Stored items
● ● ● ● ● ● ●

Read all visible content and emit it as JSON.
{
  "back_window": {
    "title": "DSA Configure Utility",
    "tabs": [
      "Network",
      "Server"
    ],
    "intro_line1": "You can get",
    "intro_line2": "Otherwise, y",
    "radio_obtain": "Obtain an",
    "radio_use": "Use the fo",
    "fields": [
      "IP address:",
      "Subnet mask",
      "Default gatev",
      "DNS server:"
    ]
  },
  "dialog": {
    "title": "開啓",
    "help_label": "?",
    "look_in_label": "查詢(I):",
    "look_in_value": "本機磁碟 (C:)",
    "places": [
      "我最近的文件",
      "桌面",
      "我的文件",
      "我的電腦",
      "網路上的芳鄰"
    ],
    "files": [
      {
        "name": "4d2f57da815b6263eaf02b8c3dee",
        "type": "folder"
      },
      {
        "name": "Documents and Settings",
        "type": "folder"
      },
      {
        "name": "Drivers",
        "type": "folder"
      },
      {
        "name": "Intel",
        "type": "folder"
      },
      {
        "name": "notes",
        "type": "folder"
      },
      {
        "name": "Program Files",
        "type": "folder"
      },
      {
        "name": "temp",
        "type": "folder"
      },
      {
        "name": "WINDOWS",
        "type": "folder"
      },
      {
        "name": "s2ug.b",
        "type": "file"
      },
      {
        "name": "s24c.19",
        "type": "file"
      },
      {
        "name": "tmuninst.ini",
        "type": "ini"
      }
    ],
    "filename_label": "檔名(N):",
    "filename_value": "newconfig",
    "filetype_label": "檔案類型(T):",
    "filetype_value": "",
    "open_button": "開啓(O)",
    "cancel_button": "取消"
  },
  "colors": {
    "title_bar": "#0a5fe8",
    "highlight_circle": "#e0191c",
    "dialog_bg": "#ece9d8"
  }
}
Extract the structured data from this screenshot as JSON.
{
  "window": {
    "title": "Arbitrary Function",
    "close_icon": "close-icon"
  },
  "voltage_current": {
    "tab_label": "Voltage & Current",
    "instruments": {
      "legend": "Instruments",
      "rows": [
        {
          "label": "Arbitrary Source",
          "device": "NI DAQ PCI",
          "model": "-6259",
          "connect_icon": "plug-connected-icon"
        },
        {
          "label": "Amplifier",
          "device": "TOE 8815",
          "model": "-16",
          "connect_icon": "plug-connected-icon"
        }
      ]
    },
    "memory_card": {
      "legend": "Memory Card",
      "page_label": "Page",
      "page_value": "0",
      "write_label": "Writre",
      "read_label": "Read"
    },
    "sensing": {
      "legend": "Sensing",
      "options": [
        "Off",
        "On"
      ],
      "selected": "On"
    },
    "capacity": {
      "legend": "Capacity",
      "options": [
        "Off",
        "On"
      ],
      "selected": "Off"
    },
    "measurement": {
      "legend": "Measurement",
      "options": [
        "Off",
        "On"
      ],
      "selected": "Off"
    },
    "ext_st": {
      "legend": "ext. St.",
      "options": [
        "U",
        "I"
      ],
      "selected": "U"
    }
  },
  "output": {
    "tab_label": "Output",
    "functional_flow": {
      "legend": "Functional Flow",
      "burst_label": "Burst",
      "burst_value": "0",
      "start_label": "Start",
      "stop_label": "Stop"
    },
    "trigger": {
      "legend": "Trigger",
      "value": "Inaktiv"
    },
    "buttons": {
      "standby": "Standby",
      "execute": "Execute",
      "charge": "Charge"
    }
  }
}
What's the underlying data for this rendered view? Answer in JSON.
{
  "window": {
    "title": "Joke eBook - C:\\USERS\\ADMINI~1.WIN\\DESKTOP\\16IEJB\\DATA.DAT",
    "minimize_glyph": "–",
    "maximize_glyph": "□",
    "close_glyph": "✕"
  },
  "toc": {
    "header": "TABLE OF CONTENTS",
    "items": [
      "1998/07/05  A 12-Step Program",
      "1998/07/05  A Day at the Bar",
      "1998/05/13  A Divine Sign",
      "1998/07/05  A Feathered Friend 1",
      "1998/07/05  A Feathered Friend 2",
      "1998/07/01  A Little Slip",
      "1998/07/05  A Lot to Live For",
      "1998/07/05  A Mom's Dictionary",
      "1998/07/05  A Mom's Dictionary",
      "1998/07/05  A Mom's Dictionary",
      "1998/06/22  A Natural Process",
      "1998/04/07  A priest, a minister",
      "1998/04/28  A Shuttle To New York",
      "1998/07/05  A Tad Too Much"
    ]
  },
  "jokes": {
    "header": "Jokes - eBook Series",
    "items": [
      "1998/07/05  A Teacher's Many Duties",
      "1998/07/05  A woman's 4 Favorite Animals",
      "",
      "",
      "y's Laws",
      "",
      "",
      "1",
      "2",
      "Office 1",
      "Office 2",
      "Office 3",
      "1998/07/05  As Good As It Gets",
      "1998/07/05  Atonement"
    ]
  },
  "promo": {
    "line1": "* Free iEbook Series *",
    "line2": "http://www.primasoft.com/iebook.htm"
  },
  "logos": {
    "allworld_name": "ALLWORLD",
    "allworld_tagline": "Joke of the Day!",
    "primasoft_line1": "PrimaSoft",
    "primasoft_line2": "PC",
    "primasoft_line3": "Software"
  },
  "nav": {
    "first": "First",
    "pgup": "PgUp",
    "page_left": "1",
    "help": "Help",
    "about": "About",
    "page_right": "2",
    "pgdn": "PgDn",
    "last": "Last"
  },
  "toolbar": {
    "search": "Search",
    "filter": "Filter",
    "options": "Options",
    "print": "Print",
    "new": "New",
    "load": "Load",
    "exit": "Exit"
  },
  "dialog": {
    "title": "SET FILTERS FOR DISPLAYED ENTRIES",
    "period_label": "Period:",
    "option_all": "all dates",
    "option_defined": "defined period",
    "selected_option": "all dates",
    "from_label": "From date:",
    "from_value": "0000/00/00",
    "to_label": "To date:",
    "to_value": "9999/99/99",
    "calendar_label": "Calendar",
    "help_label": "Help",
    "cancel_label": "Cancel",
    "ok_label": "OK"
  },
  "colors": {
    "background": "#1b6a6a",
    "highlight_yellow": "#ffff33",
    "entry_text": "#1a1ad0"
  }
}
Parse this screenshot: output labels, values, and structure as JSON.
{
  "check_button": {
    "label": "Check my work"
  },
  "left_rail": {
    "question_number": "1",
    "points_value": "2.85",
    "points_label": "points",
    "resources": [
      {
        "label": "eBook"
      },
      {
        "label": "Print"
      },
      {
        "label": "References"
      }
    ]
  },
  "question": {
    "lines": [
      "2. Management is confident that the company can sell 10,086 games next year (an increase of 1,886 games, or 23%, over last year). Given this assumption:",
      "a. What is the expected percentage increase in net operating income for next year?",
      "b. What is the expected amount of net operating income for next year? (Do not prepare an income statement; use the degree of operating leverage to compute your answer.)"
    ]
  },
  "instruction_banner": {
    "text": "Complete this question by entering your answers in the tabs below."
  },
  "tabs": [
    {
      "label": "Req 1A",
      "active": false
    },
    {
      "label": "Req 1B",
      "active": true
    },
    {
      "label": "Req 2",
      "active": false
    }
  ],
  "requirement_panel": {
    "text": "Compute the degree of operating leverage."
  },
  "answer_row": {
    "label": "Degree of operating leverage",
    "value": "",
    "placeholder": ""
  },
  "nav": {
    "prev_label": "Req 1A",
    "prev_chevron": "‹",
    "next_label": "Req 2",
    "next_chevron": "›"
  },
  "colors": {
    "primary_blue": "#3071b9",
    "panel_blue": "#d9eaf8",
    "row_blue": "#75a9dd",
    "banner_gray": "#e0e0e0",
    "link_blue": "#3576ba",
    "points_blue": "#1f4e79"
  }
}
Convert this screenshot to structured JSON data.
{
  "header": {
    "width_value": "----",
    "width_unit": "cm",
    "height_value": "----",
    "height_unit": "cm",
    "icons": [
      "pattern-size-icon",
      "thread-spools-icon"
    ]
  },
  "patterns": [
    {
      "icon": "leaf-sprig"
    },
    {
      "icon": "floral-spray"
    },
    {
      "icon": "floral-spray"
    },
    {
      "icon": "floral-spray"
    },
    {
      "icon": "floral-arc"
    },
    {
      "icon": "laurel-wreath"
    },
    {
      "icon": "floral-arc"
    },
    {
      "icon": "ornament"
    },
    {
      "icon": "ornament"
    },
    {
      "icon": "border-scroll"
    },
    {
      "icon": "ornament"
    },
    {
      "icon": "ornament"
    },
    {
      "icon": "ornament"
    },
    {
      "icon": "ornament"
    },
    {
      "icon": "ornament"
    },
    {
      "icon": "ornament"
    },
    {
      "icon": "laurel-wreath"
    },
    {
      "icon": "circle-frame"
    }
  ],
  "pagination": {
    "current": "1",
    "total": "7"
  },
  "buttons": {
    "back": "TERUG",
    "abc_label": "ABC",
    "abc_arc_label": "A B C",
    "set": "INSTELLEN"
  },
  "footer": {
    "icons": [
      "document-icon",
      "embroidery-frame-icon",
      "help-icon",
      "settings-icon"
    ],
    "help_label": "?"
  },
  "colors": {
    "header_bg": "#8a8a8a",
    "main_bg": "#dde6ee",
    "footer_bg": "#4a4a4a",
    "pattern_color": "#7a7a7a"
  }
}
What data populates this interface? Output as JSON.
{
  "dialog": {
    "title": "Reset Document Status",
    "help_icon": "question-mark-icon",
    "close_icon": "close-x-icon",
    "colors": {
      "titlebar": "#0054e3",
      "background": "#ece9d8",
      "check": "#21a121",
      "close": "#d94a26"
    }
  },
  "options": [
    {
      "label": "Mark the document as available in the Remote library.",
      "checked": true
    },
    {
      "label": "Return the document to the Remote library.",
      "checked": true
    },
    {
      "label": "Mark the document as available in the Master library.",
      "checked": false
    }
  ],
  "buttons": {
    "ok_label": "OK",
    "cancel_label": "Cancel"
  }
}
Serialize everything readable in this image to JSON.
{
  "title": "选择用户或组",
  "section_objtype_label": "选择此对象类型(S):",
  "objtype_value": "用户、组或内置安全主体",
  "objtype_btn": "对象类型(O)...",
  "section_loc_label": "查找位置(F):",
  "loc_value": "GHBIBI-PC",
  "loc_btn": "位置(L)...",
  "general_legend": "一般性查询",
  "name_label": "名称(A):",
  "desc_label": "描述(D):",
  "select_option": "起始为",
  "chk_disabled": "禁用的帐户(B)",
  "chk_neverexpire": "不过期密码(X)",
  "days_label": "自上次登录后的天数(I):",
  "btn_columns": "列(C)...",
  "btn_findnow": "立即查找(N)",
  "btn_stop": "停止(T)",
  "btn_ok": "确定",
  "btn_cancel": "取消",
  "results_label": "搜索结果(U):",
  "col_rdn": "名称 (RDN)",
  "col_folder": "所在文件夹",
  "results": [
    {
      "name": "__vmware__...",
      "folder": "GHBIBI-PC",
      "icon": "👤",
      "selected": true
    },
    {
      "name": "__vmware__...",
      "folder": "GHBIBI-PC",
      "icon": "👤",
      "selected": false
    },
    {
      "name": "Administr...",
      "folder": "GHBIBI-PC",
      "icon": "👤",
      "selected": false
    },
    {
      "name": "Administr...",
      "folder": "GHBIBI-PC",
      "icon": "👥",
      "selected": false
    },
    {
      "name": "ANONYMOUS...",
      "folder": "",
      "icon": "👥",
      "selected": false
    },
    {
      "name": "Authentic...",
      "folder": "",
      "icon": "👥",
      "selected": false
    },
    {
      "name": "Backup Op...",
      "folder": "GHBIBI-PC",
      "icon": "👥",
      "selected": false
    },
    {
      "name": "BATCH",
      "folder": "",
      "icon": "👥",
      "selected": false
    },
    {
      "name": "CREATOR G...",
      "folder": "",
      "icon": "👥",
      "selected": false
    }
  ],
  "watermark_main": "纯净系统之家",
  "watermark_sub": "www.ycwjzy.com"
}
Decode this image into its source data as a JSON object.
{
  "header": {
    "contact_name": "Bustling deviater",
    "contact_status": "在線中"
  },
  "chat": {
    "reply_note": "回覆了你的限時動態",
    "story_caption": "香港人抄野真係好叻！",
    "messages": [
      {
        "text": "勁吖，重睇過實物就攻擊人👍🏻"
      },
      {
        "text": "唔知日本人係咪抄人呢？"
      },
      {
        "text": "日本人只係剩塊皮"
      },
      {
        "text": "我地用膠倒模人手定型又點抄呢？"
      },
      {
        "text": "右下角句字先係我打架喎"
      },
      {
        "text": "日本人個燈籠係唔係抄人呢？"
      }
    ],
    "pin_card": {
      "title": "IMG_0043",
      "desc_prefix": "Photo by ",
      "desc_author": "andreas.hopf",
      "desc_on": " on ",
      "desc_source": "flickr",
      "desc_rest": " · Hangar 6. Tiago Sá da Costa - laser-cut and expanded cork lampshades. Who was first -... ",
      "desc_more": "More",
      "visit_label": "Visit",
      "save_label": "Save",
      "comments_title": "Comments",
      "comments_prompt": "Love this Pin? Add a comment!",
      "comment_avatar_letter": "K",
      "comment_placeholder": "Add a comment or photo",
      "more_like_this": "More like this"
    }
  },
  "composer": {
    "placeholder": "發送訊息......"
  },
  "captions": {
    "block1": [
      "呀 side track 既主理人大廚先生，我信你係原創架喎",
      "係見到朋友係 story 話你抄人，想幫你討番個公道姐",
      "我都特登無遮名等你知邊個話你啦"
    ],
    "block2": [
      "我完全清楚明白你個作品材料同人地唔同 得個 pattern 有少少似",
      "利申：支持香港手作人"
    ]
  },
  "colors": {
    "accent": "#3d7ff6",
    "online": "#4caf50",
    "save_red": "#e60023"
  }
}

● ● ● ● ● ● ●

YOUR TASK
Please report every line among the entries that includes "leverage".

RESPONSE TO THE TASK
      "b. What is the expected amount of net operating income for next year? (Do not prepare an income statement; use the degree of operating leverage to compute your answer.)"
    "text": "Compute the degree of operating leverage."
    "label": "Degree of operating leverage",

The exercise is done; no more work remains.